Problem » Check every line below for the word "rosmontis" and show those that hold it.

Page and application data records
· · ·
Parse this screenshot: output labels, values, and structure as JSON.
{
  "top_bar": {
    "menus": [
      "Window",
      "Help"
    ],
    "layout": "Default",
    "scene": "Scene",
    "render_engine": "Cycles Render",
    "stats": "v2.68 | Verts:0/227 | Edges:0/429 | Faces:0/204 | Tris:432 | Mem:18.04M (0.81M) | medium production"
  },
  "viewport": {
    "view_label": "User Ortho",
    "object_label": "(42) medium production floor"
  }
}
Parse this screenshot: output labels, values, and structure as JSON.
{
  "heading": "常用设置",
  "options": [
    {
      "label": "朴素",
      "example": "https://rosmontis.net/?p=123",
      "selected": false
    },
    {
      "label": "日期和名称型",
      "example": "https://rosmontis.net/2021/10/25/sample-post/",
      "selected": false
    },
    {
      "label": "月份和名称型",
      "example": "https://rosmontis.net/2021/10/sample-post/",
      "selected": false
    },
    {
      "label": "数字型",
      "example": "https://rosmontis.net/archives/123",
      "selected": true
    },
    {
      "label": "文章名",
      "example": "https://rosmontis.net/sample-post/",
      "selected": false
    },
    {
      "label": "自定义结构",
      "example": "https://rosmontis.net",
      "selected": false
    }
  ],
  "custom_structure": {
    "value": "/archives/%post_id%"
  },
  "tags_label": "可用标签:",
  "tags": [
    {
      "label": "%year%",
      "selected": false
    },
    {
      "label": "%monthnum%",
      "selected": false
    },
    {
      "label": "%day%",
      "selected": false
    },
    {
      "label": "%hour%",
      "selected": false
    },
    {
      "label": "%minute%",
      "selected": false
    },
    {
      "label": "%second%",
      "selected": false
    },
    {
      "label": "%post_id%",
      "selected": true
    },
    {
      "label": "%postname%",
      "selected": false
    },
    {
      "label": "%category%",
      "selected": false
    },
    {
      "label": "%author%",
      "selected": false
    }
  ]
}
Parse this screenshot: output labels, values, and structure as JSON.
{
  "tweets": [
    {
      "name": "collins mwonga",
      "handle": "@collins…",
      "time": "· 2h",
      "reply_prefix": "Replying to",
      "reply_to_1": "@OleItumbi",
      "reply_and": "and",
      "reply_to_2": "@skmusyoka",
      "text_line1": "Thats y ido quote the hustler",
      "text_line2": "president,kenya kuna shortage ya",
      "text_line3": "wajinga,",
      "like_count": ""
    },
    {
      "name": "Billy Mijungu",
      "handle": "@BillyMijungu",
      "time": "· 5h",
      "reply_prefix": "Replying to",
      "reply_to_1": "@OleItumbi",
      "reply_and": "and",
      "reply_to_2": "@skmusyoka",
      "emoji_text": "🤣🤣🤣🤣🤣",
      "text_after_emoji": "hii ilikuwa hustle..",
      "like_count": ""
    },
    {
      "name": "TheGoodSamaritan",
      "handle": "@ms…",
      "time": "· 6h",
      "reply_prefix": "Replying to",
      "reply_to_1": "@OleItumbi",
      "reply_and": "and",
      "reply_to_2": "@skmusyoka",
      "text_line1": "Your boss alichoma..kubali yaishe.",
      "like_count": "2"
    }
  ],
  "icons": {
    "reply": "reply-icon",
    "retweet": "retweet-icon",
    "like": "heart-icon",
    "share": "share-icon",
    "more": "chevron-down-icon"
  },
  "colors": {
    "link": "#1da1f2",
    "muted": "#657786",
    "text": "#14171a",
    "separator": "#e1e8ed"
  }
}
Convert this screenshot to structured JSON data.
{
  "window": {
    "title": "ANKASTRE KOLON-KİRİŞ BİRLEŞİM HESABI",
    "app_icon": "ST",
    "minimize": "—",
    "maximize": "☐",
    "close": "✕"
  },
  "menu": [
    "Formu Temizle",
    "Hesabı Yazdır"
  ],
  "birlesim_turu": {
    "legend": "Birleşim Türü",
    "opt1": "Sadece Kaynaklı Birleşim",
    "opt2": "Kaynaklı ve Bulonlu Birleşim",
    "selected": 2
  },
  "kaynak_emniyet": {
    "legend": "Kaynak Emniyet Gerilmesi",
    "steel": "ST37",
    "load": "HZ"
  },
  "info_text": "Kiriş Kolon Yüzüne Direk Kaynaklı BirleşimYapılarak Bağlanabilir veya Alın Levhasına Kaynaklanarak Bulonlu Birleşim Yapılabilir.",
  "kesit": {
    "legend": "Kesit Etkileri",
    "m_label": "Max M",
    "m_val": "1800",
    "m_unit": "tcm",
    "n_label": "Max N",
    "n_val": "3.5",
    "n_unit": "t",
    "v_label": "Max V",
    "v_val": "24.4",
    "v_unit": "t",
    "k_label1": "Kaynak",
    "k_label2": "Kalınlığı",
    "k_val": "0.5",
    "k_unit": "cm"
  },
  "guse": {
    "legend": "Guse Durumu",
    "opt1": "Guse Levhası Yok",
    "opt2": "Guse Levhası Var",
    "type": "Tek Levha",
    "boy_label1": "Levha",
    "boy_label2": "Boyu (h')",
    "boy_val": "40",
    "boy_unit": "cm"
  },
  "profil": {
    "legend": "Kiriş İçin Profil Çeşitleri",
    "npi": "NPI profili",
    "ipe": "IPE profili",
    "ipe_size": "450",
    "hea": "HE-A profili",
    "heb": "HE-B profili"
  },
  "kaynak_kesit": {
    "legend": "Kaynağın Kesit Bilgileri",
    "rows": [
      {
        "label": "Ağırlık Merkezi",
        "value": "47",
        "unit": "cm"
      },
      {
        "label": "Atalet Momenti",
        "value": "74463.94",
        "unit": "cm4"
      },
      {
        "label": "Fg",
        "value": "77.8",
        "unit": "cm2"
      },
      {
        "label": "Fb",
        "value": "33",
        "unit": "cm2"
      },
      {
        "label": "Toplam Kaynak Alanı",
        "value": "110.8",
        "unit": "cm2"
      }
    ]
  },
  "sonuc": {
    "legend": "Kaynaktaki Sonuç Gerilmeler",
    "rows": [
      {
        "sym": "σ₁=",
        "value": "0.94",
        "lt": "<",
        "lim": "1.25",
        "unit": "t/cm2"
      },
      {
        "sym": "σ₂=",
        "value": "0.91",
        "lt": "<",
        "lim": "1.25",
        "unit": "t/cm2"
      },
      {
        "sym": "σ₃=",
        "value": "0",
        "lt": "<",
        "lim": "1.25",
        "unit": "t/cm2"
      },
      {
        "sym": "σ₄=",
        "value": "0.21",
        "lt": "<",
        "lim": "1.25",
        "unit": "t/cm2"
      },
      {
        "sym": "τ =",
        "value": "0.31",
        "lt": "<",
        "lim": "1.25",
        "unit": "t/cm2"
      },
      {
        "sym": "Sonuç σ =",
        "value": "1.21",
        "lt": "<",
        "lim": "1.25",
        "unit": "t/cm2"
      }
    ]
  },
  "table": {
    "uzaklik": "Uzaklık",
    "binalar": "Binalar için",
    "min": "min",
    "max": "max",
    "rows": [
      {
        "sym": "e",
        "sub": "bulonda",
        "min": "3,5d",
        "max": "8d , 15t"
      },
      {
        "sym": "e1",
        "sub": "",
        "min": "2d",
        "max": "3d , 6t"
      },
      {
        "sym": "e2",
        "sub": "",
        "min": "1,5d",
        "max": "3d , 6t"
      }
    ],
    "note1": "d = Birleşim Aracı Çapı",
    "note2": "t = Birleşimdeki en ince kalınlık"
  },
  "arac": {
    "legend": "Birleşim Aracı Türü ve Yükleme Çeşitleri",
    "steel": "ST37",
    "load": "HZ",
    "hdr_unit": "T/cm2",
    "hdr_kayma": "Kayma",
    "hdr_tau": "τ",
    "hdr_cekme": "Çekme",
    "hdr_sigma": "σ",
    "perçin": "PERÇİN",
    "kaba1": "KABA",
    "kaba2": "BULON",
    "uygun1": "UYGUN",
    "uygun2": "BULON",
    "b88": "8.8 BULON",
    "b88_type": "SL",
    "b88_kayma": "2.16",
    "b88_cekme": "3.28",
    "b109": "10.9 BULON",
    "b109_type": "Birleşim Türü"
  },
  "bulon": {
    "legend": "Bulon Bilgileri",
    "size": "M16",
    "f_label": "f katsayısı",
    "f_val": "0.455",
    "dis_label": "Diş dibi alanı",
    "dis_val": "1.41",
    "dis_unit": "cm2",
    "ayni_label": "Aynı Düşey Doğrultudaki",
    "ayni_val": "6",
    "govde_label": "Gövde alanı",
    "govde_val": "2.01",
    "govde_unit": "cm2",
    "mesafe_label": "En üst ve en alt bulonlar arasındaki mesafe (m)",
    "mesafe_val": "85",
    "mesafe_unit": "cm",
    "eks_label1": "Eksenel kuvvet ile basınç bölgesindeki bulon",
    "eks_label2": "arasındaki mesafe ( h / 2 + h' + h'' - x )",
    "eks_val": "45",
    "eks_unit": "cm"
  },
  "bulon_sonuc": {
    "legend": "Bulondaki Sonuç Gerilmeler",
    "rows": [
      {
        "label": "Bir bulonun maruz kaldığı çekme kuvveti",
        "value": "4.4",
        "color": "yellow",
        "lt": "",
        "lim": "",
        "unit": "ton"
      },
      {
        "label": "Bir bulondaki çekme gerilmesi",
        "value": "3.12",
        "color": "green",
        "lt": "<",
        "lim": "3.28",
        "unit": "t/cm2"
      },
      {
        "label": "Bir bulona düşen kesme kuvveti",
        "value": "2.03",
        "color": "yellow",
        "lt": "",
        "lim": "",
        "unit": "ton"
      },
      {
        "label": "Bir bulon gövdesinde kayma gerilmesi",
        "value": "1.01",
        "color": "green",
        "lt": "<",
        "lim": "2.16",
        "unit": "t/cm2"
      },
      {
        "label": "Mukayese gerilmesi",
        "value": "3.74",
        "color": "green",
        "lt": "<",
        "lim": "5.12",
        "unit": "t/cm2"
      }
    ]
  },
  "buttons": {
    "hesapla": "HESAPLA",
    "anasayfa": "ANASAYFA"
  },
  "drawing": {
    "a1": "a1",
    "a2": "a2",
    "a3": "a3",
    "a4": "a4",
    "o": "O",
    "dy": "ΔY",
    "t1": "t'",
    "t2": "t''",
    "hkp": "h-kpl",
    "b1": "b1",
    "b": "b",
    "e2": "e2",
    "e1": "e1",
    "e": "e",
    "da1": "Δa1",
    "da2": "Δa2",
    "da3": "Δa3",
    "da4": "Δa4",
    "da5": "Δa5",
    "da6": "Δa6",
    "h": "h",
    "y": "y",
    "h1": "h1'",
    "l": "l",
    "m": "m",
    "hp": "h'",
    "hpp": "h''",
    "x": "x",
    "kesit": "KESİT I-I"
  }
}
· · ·
Written solution »
      "example": "https://rosmontis.net/?p=123",
      "example": "https://rosmontis.net/2021/10/25/sample-post/",
      "example": "https://rosmontis.net/2021/10/sample-post/",
      "example": "https://rosmontis.net/archives/123",
      "example": "https://rosmontis.net/sample-post/",
      "example": "https://rosmontis.net",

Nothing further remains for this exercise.